(i) On Lancaster I. III and X three push-out panels are fitted in the roof (one above the pilot, one just forward of the rear spar, and one forward of the mid-upper turret) except when Mod. 977 (which moves the mid-upper turret forward) is incorporated, in which case the Ihird panel is deleted,

(ii) On Lancaster VII there are two push-out panels in the roof, one above the pilot and one just forward of the rear spar. 63. Dinghy and ditching

63. Dinghy and ditching

(i) A type J dinghy stoved in the starboard wing may be released and inflated:

(a) from inside by pdling the release cord running along the fuselage roof aft of the rear spar;

(b) from outside by pulling the loop on the starboard side, rear of the tail plane leading edge.

(f) automatically by in immersion switch,

(ii) The flaps should be owered 30° for ditching, but if the flaps will not lower by the hydraulic system, do not attempt to lower then by the compressed air system, as this will also cause the undercarriage to lower (see paras. 56 and 57).

64. Engine fire-extinguishers

Each engine is provided with a fire-extinguisher system.

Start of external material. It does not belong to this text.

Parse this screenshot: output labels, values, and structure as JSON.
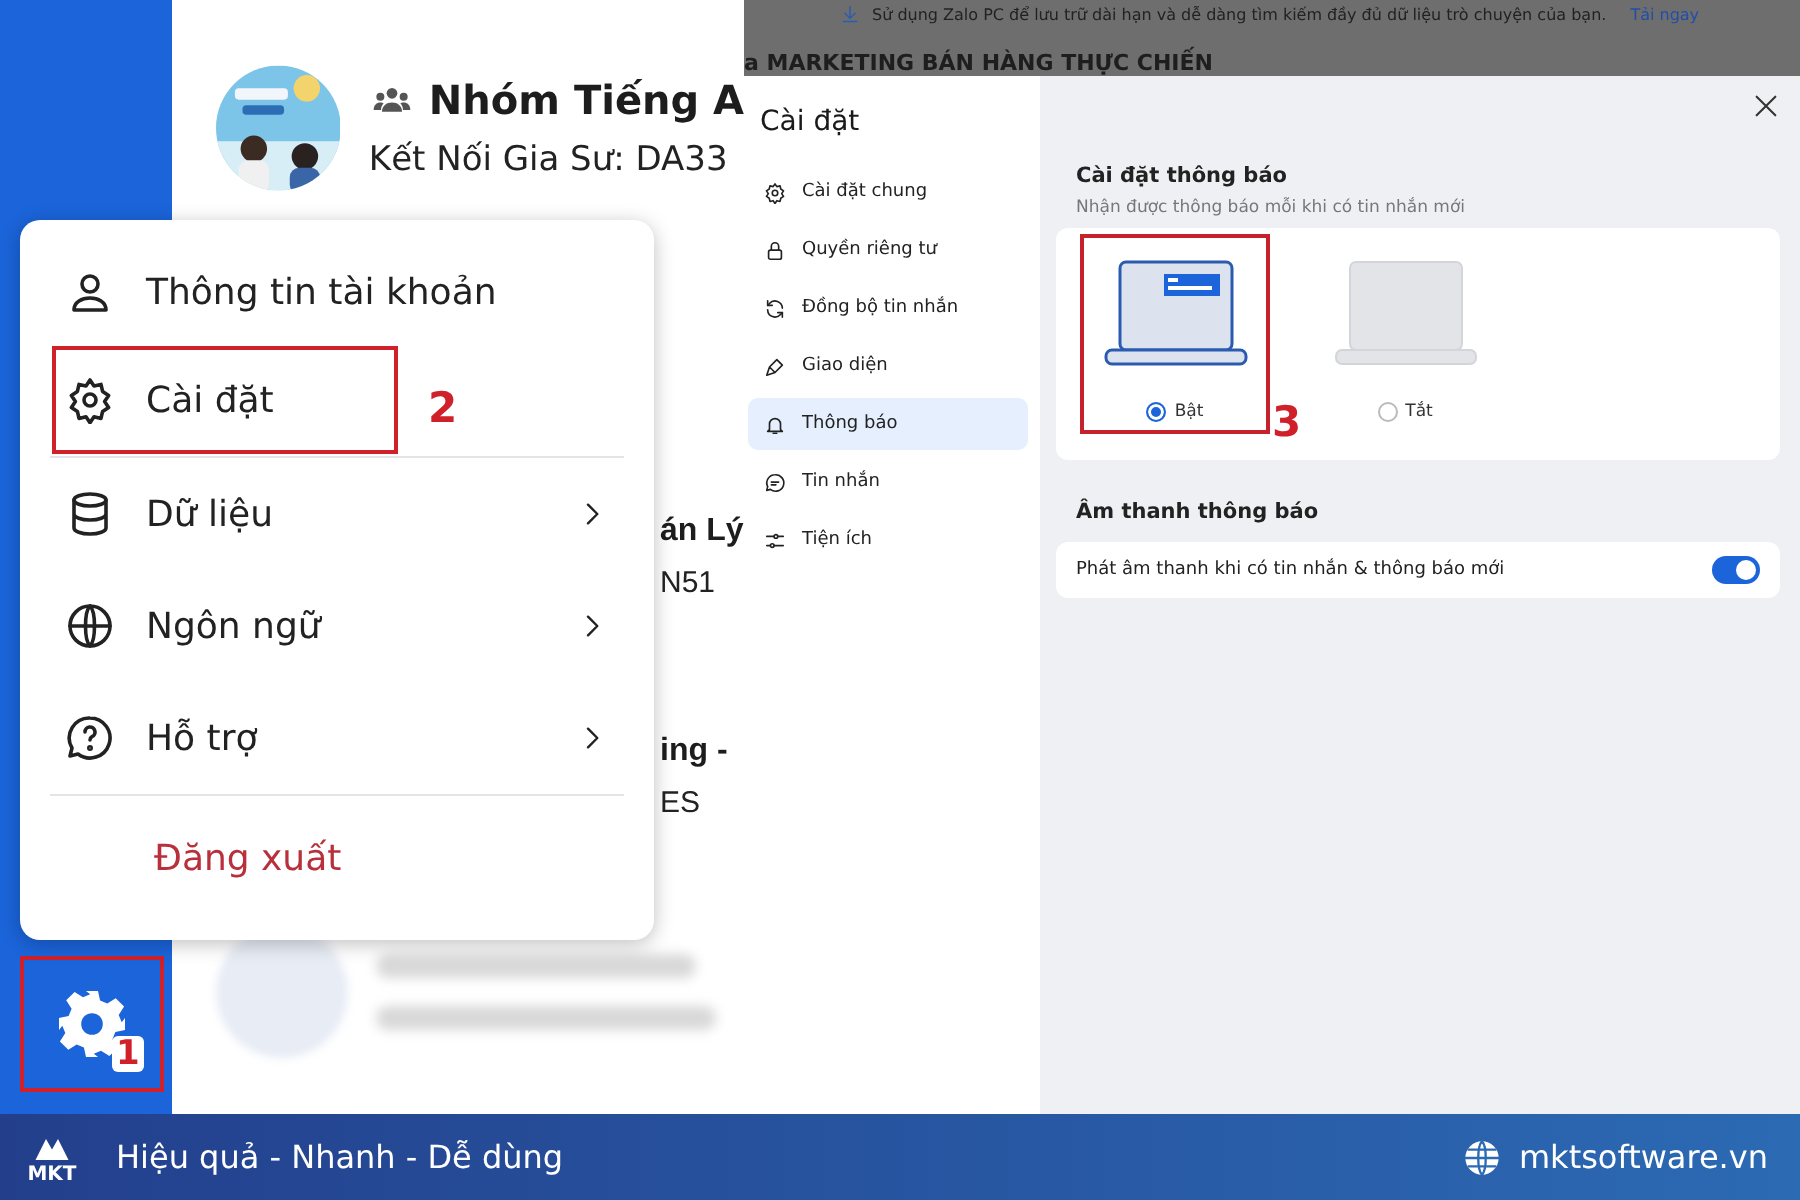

When Mod. 1221 is incorporated four fire-warning lights (one for each engine) on the instrument panel indicate if there is fire in an engine and the pilot is thus warned to stop the engine, feather the propeller and then press the appropriate fire extinguisher button (22).

When Mods. 1067 and 1314 are incorporated the fire warning lights are mounted on the respective propeller pushbuttons (19), and if a fire warning light comes on, pressing the feathering button also operates the fire extinguisher system. The pilot should, however, press the fire extinguisher button as well (see A.P. 2095). If the warning light is not on, pressing the feathering pushbutton will not operate the extinguisher.

The fire extinguishers are also operated automatically by a crash switch.

65. Hand fire extinguishers

One on the right side of air bomber's compartment. One on the left side of pilot's seat. One on the right side forward of the front spar. One on the right side aft of mid-upper turret One at the left side of the rear turret.

66. Signal pistol

This is stowed on top of the front spar; the firing position is in the roof forward of the slowed position.

67. Signal cartridge stowage. — Starboard side of fuselage just forward of front spar.

68. Panchute stowages

One on the roof of the fuselage forward of mid-upper turret. One forward of tail turret.

69. Static line for parachuting wounded men

(i) If possible, fly aircraft at 130 m.p.h. I.A.S. with 15° flap,

(ii) Assist casualty to air bomber's compartment and place him feet first facing aft.

(iii) Check casualty's parachute harness, fit parachute, remove helmet.

(iv) Remove static line from stowage which is situated on starboard side of front exit. Care should be taken that the threads keeping the static line folded up are not broken. Take snap hook at end of static line and attach to parachute as follows.

(v) Pass the safety becket on the static line through the double 8 cord loop, then pass the small snap hook through the safety becket.

(vi) Snap the hook down on to the rip-cord handle. Insert safety pin to lock the shroud of the snap hook.

(vii) Stow the slack of the static line between the becket and the snap hook under the adjacent pack clastic to prevent this slack length getting caught up on anything and thus pulling the rip-cord too soon.

(vtii) Open and jettison front hatch.

(ix) Slide the man through the exit feet first facing aft. Care must be taken to keep his hands to his sides. Do not hold on to the static line by hand.

70. Emergency packs. — On starboard side at rest station.

71. Projectible kite container. — Along port side at rest station

72. Crash axes

One on port side ol fuselage aft of main entrance door

One on starboard wall in front of rear spar.

73. Incendiary bombs. — Two are provided on front face o: front spar for dicstruction of aircraft.

74. First-aid equipment. — Starboard side of fuselage aft of main entrance door.